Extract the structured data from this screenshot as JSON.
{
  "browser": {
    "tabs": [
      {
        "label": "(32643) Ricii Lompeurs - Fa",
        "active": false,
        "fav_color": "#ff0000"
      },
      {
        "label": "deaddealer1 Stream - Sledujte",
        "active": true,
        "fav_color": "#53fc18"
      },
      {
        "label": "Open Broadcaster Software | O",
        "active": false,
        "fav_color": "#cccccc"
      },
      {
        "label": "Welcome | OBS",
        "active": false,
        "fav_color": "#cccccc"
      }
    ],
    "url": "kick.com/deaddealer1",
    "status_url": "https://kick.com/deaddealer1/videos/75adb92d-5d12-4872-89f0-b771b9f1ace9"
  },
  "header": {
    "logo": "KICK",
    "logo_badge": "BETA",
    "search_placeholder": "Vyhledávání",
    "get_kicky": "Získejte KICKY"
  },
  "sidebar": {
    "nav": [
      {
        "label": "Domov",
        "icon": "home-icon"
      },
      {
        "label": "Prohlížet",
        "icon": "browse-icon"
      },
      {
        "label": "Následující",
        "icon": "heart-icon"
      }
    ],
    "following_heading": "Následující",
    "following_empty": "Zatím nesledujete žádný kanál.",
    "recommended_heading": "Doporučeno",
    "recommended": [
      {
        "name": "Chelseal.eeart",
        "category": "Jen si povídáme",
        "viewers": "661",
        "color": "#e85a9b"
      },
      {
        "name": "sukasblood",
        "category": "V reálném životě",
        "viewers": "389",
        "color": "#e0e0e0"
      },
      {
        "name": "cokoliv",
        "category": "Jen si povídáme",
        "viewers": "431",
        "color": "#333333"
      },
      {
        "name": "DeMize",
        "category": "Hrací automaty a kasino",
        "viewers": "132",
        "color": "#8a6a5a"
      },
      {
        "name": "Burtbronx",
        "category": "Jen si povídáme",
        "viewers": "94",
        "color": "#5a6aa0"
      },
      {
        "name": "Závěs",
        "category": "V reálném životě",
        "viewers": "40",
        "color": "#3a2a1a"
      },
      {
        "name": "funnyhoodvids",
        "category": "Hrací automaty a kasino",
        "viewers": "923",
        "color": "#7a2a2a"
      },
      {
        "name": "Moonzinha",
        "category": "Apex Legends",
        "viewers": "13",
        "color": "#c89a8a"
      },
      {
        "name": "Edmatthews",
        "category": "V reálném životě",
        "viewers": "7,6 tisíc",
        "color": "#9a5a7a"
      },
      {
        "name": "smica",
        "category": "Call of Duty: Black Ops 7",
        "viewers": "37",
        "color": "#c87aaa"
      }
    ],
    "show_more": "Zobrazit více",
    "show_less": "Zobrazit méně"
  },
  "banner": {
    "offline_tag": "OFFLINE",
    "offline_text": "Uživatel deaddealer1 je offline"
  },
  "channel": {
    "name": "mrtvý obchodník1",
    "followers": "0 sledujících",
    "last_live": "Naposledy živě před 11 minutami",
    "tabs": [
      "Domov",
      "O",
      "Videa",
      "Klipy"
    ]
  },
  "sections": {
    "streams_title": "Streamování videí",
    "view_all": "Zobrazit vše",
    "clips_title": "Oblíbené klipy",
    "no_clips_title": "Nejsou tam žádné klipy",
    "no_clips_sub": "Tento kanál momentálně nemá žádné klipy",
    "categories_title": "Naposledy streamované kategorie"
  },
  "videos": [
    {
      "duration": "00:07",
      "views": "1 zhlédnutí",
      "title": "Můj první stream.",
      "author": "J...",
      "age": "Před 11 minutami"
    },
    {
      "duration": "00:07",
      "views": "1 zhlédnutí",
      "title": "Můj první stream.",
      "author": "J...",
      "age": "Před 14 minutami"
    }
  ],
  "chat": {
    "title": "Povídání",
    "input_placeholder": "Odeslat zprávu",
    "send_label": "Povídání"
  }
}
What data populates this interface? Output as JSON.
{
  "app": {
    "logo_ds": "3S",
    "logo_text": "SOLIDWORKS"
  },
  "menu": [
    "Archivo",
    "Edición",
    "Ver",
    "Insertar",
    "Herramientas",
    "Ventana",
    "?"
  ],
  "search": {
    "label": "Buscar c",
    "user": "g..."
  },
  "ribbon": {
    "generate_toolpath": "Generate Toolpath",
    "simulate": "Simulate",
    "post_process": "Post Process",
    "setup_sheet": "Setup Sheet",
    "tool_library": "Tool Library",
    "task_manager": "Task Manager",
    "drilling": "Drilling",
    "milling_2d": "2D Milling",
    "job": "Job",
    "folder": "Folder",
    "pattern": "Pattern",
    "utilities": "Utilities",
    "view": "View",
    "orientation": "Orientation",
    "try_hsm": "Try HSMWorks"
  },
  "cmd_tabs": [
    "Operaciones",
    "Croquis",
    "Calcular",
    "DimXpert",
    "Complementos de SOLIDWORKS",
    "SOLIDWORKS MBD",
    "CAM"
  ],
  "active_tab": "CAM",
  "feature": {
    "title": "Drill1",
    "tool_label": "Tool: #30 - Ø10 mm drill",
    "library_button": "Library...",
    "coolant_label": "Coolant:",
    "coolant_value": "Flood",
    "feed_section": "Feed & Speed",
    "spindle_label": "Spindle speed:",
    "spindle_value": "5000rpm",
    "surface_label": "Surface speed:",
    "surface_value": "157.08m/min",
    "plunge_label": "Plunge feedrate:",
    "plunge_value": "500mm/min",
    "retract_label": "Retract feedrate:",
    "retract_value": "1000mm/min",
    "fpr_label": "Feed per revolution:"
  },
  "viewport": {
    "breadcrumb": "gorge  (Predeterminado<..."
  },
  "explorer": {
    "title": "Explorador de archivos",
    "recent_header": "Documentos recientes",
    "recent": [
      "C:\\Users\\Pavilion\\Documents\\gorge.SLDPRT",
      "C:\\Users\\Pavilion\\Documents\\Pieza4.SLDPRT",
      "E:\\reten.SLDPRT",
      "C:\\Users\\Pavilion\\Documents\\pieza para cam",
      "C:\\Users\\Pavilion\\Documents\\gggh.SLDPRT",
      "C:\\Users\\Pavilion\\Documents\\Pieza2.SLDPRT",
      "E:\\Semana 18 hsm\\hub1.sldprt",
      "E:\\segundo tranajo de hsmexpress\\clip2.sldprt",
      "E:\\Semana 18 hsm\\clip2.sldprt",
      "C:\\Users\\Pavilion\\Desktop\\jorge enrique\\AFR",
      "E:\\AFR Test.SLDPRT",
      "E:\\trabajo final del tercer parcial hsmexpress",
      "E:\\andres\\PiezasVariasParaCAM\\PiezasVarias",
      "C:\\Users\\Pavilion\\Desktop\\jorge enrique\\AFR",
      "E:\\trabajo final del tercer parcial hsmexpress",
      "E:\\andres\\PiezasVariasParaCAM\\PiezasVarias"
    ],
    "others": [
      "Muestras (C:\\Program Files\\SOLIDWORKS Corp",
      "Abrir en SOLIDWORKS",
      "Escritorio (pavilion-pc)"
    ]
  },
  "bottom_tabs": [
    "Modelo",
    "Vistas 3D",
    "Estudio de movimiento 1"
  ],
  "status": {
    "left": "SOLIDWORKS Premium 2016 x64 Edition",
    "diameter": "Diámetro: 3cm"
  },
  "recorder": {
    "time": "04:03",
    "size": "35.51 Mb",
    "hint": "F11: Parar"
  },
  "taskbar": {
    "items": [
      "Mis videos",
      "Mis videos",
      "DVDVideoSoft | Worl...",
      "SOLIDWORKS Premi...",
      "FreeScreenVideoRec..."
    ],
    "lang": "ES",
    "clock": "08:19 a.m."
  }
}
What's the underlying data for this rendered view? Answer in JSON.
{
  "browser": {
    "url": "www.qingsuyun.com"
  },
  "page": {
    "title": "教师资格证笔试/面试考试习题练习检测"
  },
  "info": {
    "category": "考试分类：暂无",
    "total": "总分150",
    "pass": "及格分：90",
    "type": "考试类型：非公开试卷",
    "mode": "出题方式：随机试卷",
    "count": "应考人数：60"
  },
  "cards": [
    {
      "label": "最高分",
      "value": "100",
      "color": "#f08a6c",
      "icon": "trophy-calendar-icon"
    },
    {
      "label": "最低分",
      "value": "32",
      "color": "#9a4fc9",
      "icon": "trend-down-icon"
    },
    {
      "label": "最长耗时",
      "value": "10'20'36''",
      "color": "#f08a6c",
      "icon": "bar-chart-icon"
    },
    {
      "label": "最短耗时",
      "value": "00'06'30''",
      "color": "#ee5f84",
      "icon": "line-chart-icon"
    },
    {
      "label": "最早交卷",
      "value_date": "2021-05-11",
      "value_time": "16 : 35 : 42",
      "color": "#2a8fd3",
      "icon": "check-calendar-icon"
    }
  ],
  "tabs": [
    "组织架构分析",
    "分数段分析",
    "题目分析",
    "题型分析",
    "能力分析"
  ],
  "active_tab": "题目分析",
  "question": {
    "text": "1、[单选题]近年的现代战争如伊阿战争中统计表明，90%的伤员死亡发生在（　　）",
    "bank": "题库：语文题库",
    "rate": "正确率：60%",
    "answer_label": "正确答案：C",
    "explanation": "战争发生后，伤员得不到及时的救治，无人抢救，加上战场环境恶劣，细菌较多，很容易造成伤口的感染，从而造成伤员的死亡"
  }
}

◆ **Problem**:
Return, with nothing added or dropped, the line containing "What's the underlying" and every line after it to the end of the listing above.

◆ **Output for this task**:
What's the underlying data for this rendered view? Answer in JSON.
{
  "browser": {
    "url": "www.qingsuyun.com"
  },
  "page": {
    "title": "教师资格证笔试/面试考试习题练习检测"
  },
  "info": {
    "category": "考试分类：暂无",
    "total": "总分150",
    "pass": "及格分：90",
    "type": "考试类型：非公开试卷",
    "mode": "出题方式：随机试卷",
    "count": "应考人数：60"
  },
  "cards": [
    {
      "label": "最高分",
      "value": "100",
      "color": "#f08a6c",
      "icon": "trophy-calendar-icon"
    },
    {
      "label": "最低分",
      "value": "32",
      "color": "#9a4fc9",
      "icon": "trend-down-icon"
    },
    {
      "label": "最长耗时",
      "value": "10'20'36''",
      "color": "#f08a6c",
      "icon": "bar-chart-icon"
    },
    {
      "label": "最短耗时",
      "value": "00'06'30''",
      "color": "#ee5f84",
      "icon": "line-chart-icon"
    },
    {
      "label": "最早交卷",
      "value_date": "2021-05-11",
      "value_time": "16 : 35 : 42",
      "color": "#2a8fd3",
      "icon": "check-calendar-icon"
    }
  ],
  "tabs": [
    "组织架构分析",
    "分数段分析",
    "题目分析",
    "题型分析",
    "能力分析"
  ],
  "active_tab": "题目分析",
  "question": {
    "text": "1、[单选题]近年的现代战争如伊阿战争中统计表明，90%的伤员死亡发生在（　　）",
    "bank": "题库：语文题库",
    "rate": "正确率：60%",
    "answer_label": "正确答案：C",
    "explanation": "战争发生后，伤员得不到及时的救治，无人抢救，加上战场环境恶劣，细菌较多，很容易造成伤口的感染，从而造成伤员的死亡"
  }
}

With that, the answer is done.